### PROBLEM DETAILS
Only the lines that include "Goedgekeurd" should be copied from the data below.

[SUPPLIED DATA Boundary: Start]

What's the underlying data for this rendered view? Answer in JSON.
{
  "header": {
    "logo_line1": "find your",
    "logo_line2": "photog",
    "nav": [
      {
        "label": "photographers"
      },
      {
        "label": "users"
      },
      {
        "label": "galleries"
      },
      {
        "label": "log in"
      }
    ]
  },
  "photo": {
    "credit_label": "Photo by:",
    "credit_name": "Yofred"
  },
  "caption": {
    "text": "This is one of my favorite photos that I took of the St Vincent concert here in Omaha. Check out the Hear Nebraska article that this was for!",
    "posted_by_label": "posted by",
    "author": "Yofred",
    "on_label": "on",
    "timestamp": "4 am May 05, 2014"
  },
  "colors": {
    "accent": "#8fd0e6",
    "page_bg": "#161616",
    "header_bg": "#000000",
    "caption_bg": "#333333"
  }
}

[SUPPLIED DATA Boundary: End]
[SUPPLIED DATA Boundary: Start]

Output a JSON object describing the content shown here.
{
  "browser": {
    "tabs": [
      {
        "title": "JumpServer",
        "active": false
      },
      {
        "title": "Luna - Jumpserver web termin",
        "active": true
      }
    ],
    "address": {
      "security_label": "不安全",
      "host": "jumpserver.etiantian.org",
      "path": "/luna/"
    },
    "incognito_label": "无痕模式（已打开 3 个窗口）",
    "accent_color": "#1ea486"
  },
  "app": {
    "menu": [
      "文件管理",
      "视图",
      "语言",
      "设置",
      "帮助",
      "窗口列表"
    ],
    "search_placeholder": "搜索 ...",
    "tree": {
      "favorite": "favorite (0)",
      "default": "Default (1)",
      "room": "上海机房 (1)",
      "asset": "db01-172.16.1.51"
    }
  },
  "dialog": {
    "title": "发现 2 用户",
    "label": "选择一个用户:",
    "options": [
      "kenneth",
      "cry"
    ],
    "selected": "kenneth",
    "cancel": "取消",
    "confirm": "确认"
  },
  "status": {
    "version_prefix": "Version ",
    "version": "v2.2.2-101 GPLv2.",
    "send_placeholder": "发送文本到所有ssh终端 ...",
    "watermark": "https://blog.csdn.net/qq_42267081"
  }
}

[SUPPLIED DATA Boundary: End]
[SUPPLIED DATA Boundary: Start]

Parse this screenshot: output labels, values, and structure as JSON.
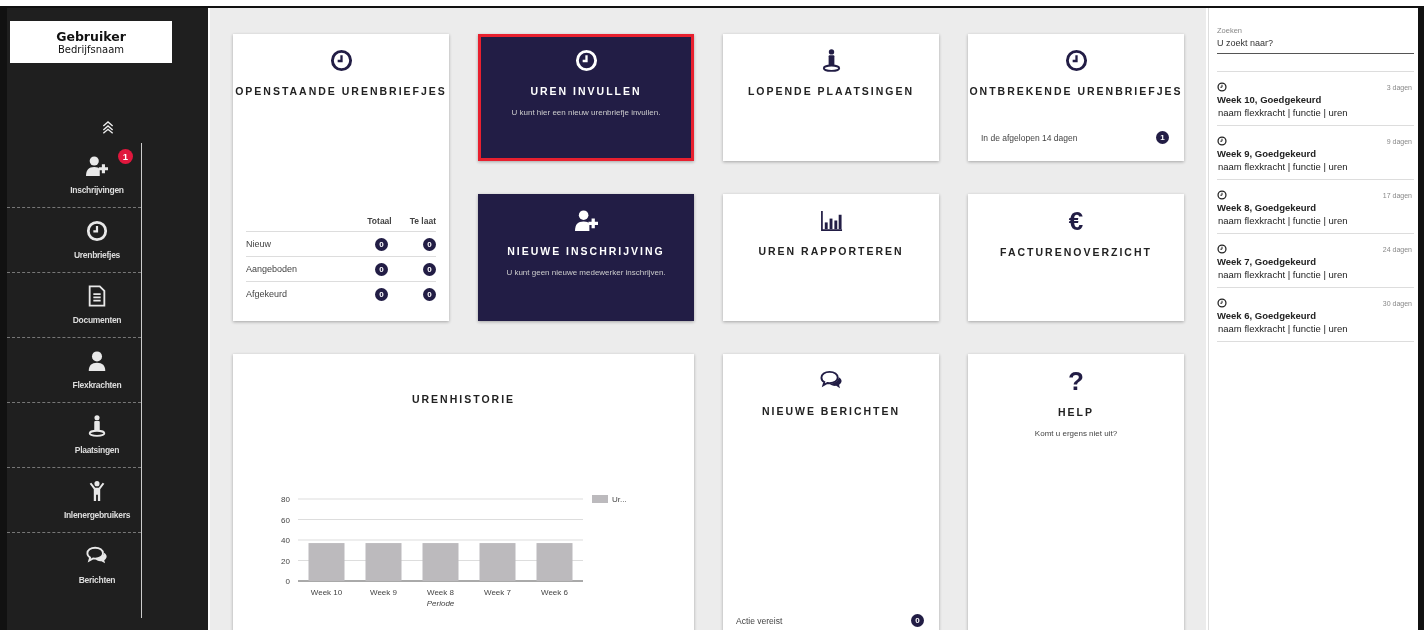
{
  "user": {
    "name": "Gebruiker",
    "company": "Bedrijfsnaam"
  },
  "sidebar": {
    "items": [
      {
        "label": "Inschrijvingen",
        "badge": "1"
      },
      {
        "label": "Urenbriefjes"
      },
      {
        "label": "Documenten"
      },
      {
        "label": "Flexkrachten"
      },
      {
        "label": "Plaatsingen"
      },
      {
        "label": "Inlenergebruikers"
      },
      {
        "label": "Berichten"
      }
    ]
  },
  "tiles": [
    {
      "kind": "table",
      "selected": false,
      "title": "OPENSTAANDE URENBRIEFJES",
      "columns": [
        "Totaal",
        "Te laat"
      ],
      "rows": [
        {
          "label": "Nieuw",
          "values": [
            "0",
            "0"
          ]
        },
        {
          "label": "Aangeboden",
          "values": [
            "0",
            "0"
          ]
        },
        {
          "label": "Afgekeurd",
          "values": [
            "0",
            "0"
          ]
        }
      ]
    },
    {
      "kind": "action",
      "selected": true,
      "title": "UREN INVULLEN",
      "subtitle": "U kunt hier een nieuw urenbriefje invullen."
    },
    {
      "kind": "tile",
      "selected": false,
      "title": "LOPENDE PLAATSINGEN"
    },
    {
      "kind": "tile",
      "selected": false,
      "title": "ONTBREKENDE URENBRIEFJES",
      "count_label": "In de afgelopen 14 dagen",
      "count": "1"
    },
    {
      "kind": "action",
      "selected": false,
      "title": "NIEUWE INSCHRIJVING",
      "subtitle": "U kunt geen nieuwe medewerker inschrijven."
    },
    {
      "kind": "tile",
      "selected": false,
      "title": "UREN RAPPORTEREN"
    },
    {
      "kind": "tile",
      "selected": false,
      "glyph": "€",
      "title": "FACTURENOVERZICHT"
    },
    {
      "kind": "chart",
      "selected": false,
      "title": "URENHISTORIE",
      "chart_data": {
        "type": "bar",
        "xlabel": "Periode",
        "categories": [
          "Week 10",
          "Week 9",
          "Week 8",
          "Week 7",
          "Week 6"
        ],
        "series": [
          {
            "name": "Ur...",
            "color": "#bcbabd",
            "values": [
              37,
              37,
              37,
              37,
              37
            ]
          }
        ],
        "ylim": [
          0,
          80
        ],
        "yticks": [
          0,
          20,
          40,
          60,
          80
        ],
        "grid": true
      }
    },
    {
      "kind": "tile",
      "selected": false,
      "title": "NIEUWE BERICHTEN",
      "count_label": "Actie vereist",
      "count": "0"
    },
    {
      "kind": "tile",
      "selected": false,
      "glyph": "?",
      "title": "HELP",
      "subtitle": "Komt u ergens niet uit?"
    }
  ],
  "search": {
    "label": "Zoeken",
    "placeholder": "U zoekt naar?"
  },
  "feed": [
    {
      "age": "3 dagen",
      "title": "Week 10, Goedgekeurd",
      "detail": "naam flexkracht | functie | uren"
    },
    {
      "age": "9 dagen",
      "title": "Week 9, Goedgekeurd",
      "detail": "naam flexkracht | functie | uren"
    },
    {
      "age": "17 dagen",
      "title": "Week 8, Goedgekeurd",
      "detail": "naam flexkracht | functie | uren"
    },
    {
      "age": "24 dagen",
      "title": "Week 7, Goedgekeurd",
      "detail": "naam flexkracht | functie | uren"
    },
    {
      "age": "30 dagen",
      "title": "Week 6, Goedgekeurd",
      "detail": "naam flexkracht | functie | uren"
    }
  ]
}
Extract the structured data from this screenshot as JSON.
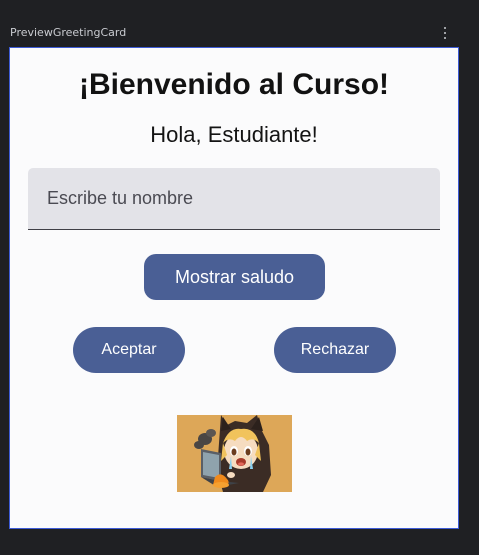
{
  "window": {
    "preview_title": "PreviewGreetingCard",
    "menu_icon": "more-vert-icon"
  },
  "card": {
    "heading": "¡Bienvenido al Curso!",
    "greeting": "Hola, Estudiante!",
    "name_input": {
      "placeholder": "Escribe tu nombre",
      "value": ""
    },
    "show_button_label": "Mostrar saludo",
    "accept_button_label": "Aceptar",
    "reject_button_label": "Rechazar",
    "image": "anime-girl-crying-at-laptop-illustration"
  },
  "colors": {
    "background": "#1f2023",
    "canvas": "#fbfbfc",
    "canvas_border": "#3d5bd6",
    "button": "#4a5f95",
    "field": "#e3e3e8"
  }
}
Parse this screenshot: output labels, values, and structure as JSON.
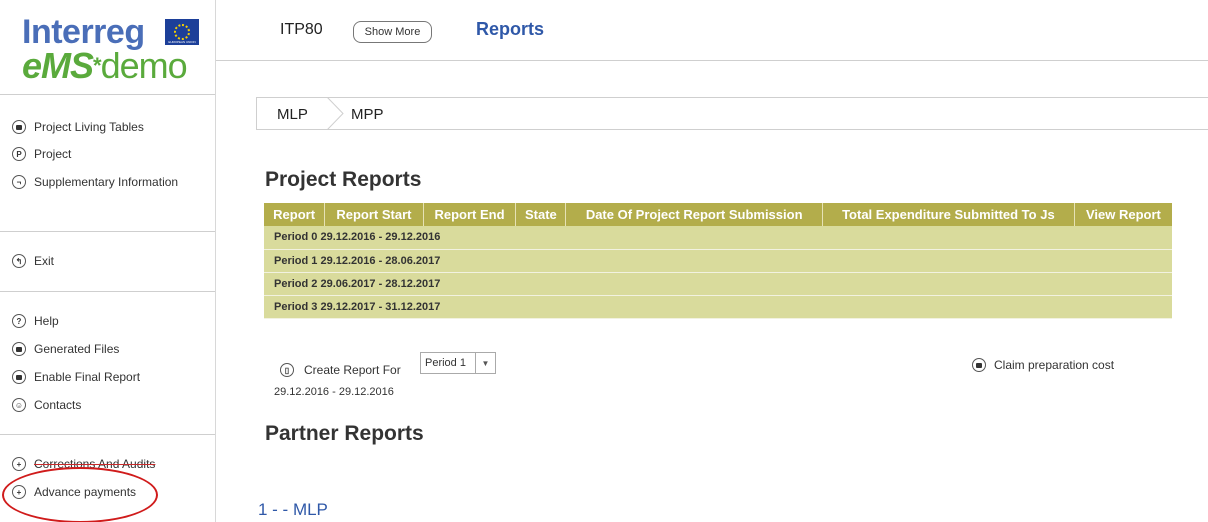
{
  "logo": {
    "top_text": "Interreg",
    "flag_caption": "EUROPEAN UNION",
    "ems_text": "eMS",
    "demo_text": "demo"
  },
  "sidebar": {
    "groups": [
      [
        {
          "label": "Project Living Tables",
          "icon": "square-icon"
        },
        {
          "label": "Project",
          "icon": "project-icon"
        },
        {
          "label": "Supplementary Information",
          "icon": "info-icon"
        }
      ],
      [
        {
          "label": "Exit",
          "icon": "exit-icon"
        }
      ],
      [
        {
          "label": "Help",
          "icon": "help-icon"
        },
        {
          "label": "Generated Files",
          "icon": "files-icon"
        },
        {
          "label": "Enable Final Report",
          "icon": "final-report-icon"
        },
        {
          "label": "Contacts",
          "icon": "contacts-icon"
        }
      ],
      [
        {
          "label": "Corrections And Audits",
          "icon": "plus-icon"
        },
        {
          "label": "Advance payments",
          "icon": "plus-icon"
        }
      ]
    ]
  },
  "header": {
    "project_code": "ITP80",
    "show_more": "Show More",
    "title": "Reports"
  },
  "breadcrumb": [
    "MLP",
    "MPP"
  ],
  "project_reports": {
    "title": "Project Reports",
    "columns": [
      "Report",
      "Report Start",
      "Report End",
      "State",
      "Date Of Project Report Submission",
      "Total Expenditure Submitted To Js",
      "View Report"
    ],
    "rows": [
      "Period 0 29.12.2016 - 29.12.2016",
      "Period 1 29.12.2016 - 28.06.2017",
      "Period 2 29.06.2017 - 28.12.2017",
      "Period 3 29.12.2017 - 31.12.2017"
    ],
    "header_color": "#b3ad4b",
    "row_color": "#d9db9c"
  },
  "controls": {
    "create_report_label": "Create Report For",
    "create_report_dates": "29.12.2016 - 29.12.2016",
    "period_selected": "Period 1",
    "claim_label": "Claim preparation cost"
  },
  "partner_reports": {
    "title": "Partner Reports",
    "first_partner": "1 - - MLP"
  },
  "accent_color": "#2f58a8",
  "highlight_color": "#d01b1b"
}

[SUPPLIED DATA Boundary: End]

### RESPONSE
      "title": "Week 10, Goedgekeurd",
      "title": "Week 9, Goedgekeurd",
      "title": "Week 8, Goedgekeurd",
      "title": "Week 7, Goedgekeurd",
      "title": "Week 6, Goedgekeurd",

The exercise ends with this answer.